Every entry must be printed again exactly, with nothing left out.

Website and app data records:

=== Section Start ===

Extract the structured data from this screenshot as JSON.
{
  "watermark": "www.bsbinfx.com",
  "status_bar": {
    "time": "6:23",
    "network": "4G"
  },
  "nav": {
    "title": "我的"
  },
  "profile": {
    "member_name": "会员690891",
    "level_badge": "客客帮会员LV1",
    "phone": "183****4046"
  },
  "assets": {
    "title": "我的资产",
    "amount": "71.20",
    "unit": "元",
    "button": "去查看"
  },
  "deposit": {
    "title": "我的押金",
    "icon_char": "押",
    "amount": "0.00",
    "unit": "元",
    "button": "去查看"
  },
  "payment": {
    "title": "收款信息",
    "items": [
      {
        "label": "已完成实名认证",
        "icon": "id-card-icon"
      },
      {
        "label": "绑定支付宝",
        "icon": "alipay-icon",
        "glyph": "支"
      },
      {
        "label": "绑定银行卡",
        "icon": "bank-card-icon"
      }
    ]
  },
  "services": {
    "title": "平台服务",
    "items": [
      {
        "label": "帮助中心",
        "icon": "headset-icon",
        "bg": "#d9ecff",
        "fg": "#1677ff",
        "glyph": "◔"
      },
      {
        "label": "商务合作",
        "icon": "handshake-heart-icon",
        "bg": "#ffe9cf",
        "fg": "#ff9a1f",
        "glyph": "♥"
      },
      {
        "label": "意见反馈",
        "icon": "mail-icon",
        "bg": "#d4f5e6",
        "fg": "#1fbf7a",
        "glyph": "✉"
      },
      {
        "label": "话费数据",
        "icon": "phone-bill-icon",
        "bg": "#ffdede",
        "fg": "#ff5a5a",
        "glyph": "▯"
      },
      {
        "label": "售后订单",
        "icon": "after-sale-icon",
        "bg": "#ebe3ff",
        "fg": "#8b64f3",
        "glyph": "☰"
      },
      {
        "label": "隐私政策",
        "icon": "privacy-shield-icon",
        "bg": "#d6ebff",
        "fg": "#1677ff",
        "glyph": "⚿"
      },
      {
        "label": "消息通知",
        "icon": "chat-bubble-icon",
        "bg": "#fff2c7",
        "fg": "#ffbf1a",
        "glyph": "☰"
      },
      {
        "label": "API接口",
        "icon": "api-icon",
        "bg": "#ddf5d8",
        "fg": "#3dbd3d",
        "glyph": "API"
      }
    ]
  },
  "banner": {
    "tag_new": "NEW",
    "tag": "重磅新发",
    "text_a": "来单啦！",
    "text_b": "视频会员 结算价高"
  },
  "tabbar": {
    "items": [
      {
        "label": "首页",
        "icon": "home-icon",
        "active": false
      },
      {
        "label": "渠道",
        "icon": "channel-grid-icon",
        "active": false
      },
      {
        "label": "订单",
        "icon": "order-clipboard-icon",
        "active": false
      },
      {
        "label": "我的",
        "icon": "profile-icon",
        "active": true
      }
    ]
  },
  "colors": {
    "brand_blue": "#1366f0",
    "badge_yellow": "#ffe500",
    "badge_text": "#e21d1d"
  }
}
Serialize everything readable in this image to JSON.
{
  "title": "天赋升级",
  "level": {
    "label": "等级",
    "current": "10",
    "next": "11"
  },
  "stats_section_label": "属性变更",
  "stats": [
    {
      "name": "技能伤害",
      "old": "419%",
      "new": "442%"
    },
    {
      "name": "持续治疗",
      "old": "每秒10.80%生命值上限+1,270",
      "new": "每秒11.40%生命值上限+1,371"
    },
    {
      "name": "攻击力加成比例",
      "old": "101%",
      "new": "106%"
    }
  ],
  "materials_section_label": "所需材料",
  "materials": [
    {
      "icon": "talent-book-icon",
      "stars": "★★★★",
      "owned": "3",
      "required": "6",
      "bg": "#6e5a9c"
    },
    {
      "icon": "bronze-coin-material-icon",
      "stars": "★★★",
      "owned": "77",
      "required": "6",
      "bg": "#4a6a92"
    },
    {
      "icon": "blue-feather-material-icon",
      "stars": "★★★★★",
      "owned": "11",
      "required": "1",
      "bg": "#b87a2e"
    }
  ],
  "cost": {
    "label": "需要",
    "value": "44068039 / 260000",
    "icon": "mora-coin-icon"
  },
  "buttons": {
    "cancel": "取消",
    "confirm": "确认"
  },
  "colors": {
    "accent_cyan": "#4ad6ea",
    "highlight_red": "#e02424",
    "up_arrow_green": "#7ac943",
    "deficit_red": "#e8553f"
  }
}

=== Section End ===

**Problem solution**
Extract the structured data from this screenshot as JSON.
{
  "watermark": "www.bsbinfx.com",
  "status_bar": {
    "time": "6:23",
    "network": "4G"
  },
  "nav": {
    "title": "我的"
  },
  "profile": {
    "member_name": "会员690891",
    "level_badge": "客客帮会员LV1",
    "phone": "183****4046"
  },
  "assets": {
    "title": "我的资产",
    "amount": "71.20",
    "unit": "元",
    "button": "去查看"
  },
  "deposit": {
    "title": "我的押金",
    "icon_char": "押",
    "amount": "0.00",
    "unit": "元",
    "button": "去查看"
  },
  "payment": {
    "title": "收款信息",
    "items": [
      {
        "label": "已完成实名认证",
        "icon": "id-card-icon"
      },
      {
        "label": "绑定支付宝",
        "icon": "alipay-icon",
        "glyph": "支"
      },
      {
        "label": "绑定银行卡",
        "icon": "bank-card-icon"
      }
    ]
  },
  "services": {
    "title": "平台服务",
    "items": [
      {
        "label": "帮助中心",
        "icon": "headset-icon",
        "bg": "#d9ecff",
        "fg": "#1677ff",
        "glyph": "◔"
      },
      {
        "label": "商务合作",
        "icon": "handshake-heart-icon",
        "bg": "#ffe9cf",
        "fg": "#ff9a1f",
        "glyph": "♥"
      },
      {
        "label": "意见反馈",
        "icon": "mail-icon",
        "bg": "#d4f5e6",
        "fg": "#1fbf7a",
        "glyph": "✉"
      },
      {
        "label": "话费数据",
        "icon": "phone-bill-icon",
        "bg": "#ffdede",
        "fg": "#ff5a5a",
        "glyph": "▯"
      },
      {
        "label": "售后订单",
        "icon": "after-sale-icon",
        "bg": "#ebe3ff",
        "fg": "#8b64f3",
        "glyph": "☰"
      },
      {
        "label": "隐私政策",
        "icon": "privacy-shield-icon",
        "bg": "#d6ebff",
        "fg": "#1677ff",
        "glyph": "⚿"
      },
      {
        "label": "消息通知",
        "icon": "chat-bubble-icon",
        "bg": "#fff2c7",
        "fg": "#ffbf1a",
        "glyph": "☰"
      },
      {
        "label": "API接口",
        "icon": "api-icon",
        "bg": "#ddf5d8",
        "fg": "#3dbd3d",
        "glyph": "API"
      }
    ]
  },
  "banner": {
    "tag_new": "NEW",
    "tag": "重磅新发",
    "text_a": "来单啦！",
    "text_b": "视频会员 结算价高"
  },
  "tabbar": {
    "items": [
      {
        "label": "首页",
        "icon": "home-icon",
        "active": false
      },
      {
        "label": "渠道",
        "icon": "channel-grid-icon",
        "active": false
      },
      {
        "label": "订单",
        "icon": "order-clipboard-icon",
        "active": false
      },
      {
        "label": "我的",
        "icon": "profile-icon",
        "active": true
      }
    ]
  },
  "colors": {
    "brand_blue": "#1366f0",
    "badge_yellow": "#ffe500",
    "badge_text": "#e21d1d"
  }
}
Serialize everything readable in this image to JSON.
{
  "title": "天赋升级",
  "level": {
    "label": "等级",
    "current": "10",
    "next": "11"
  },
  "stats_section_label": "属性变更",
  "stats": [
    {
      "name": "技能伤害",
      "old": "419%",
      "new": "442%"
    },
    {
      "name": "持续治疗",
      "old": "每秒10.80%生命值上限+1,270",
      "new": "每秒11.40%生命值上限+1,371"
    },
    {
      "name": "攻击力加成比例",
      "old": "101%",
      "new": "106%"
    }
  ],
  "materials_section_label": "所需材料",
  "materials": [
    {
      "icon": "talent-book-icon",
      "stars": "★★★★",
      "owned": "3",
      "required": "6",
      "bg": "#6e5a9c"
    },
    {
      "icon": "bronze-coin-material-icon",
      "stars": "★★★",
      "owned": "77",
      "required": "6",
      "bg": "#4a6a92"
    },
    {
      "icon": "blue-feather-material-icon",
      "stars": "★★★★★",
      "owned": "11",
      "required": "1",
      "bg": "#b87a2e"
    }
  ],
  "cost": {
    "label": "需要",
    "value": "44068039 / 260000",
    "icon": "mora-coin-icon"
  },
  "buttons": {
    "cancel": "取消",
    "confirm": "确认"
  },
  "colors": {
    "accent_cyan": "#4ad6ea",
    "highlight_red": "#e02424",
    "up_arrow_green": "#7ac943",
    "deficit_red": "#e8553f"
  }
}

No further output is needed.